Sometimes, it's the actual hair.
Last season's World Series between the Boston Red Sox and St. Louis Cardinals was tabbed a "Battle of the Beards" as players built upon bold hirsute statements such as the one Brian Wilson (a.k.a. "The Beard") made with the 2010 champion San Francisco Giants.
Baseball beards run the gamut, from garden-variety trimmed mustaches, to soul patches and Fu Manchus, to full-grown face bushes like the one sported by Dodgers outfielder Scott Van Slyke.
"It's basically the epitome of man," says Wilson, now a setup man with the Dodgers. "God gave man the ability to grow facial hair, and that's what he did."
Baseball players couldn't always take advantage, and some still can't.
Before Reggie Jackson and the mustached Oakland Athletics of the early 1970s, major league teams generally frowned upon facial hair, and clean-shaven faces were part of the game's image. The late New York Yankees owner George Steinbrenner in particular disliked long hair and shaggy faces, and his policies — which have been referred to as "shave up or ship out" — have been in place before the better part of four decades.
But most teams allow facial hair, and in 2013 the Wall Street Journal reported that 58% of 912 major league ballplayers it checked had some type of mustache or beard.
Among this year's Dodgers, Josh Beckett, Adrian Gonzalez, Dan Haren, J.P. Howell, Matt Kemp, Clayton Kershaw, Justin Turner, Van Slyke and Wilson have or had grown noticeable facial hair.

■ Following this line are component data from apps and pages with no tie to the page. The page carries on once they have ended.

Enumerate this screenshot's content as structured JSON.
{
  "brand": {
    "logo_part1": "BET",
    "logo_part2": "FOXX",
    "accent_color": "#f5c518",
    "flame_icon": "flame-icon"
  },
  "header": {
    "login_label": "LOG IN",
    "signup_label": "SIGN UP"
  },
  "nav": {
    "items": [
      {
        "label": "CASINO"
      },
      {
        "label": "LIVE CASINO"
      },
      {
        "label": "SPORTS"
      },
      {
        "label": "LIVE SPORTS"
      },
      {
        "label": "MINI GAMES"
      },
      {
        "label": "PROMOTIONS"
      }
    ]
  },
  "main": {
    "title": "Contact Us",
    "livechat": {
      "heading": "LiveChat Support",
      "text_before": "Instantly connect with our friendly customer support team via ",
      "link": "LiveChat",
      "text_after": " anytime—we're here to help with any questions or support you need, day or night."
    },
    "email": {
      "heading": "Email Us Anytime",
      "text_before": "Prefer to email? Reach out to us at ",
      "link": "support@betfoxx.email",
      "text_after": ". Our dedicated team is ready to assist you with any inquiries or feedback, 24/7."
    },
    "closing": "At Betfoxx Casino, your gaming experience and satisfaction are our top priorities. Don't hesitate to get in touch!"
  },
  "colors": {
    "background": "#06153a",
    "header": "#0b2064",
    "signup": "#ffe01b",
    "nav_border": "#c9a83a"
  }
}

Among Angels, it's newcomer Jason Grilli and Josh Hamilton, Kevin Jepsen, Howie Kendrick, Albert Pujols and Matt Shoemaker — with the rookie Shoemaker's beard the most prominent of the bunch.
"I think, yeah, there's an epidemic of beards lately," Wilson says. "I don't think that that's any one person's doing. I just think the more people that have it, the more people feel comfortable wearing it."
Several players have made unique facial hair part of their image over the years. The mustaches of former closers Rollie Fingers and Goose Gossage (handlebar and Fu Manchu, respectively) spring to mind when one thinks about All-Star facial hair, but beards are taking over.
"It's the trend," says Grilli, a veteran who was recently acquired by the Angels from the Pittsburgh Pirates. ". . . I think 20 years from now we'll be looking back on it going, 'Why was everybody having beards and long hair?' It's just the thing to do, I guess. It's caught on."
A beard or mustache can appear or disappear based on superstition. If a player is slumping, sometimes the hair is what has to go.
"In this game you go with what you think is working, and it's not always the reason," Grilli says, "but if you can convince yourself of that, then you just go with it."
Dodgers left-hander Howell says the aura of mystery created by beards might also contribute to the trend.
"It feels like a little cape," he says. "You can hide behind it. No one knows what my face really looks like, I don't think. It's been years since I've had it shaved, so I don't even know what I look like anymore. I know what I look like with a beard, and that's it."
Kershaw says his beard provides him an edge. "It might be a little more intimidation a little bit just because I look so young without a beard," he says. "I don't want people thinking they're facing a 12-year-old out there."
To grow his beard, Kershaw first had to make a bargain.
"I've always kind of had a deal with my wife where, in the off-season, I'm kind of clean-shaven, and during the season just kind of let it go," Kershaw says.
Howell is lucky in that way. He says his wife is on board with the wild beard fad.
"My wife loves it, man, she does," Howell says. "She's a huge fan. She's always been a fan of facial hair on me, so the more the better for her."Copyright © 2014, Los Angeles Times